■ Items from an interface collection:
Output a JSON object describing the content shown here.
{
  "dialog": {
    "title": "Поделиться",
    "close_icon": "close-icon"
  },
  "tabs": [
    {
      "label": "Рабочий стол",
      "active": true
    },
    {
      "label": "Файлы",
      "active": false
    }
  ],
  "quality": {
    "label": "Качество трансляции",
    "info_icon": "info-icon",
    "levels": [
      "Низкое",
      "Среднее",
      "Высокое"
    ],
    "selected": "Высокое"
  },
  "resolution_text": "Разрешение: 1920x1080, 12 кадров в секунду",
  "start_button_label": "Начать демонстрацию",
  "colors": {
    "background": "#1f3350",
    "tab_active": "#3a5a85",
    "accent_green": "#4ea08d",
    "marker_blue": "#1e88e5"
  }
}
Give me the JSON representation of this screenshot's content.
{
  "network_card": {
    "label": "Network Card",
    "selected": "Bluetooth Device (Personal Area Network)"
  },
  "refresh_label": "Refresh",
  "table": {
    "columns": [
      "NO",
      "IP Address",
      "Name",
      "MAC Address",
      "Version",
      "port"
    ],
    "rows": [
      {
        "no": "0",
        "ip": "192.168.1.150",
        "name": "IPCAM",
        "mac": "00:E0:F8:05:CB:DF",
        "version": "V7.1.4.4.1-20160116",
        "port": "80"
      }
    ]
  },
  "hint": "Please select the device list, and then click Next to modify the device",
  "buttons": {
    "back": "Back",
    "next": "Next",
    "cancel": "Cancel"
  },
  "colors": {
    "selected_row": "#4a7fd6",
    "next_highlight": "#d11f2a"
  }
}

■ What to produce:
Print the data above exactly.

■ Answer below:
Output a JSON object describing the content shown here.
{
  "dialog": {
    "title": "Поделиться",
    "close_icon": "close-icon"
  },
  "tabs": [
    {
      "label": "Рабочий стол",
      "active": true
    },
    {
      "label": "Файлы",
      "active": false
    }
  ],
  "quality": {
    "label": "Качество трансляции",
    "info_icon": "info-icon",
    "levels": [
      "Низкое",
      "Среднее",
      "Высокое"
    ],
    "selected": "Высокое"
  },
  "resolution_text": "Разрешение: 1920x1080, 12 кадров в секунду",
  "start_button_label": "Начать демонстрацию",
  "colors": {
    "background": "#1f3350",
    "tab_active": "#3a5a85",
    "accent_green": "#4ea08d",
    "marker_blue": "#1e88e5"
  }
}
Give me the JSON representation of this screenshot's content.
{
  "network_card": {
    "label": "Network Card",
    "selected": "Bluetooth Device (Personal Area Network)"
  },
  "refresh_label": "Refresh",
  "table": {
    "columns": [
      "NO",
      "IP Address",
      "Name",
      "MAC Address",
      "Version",
      "port"
    ],
    "rows": [
      {
        "no": "0",
        "ip": "192.168.1.150",
        "name": "IPCAM",
        "mac": "00:E0:F8:05:CB:DF",
        "version": "V7.1.4.4.1-20160116",
        "port": "80"
      }
    ]
  },
  "hint": "Please select the device list, and then click Next to modify the device",
  "buttons": {
    "back": "Back",
    "next": "Next",
    "cancel": "Cancel"
  },
  "colors": {
    "selected_row": "#4a7fd6",
    "next_highlight": "#d11f2a"
  }
}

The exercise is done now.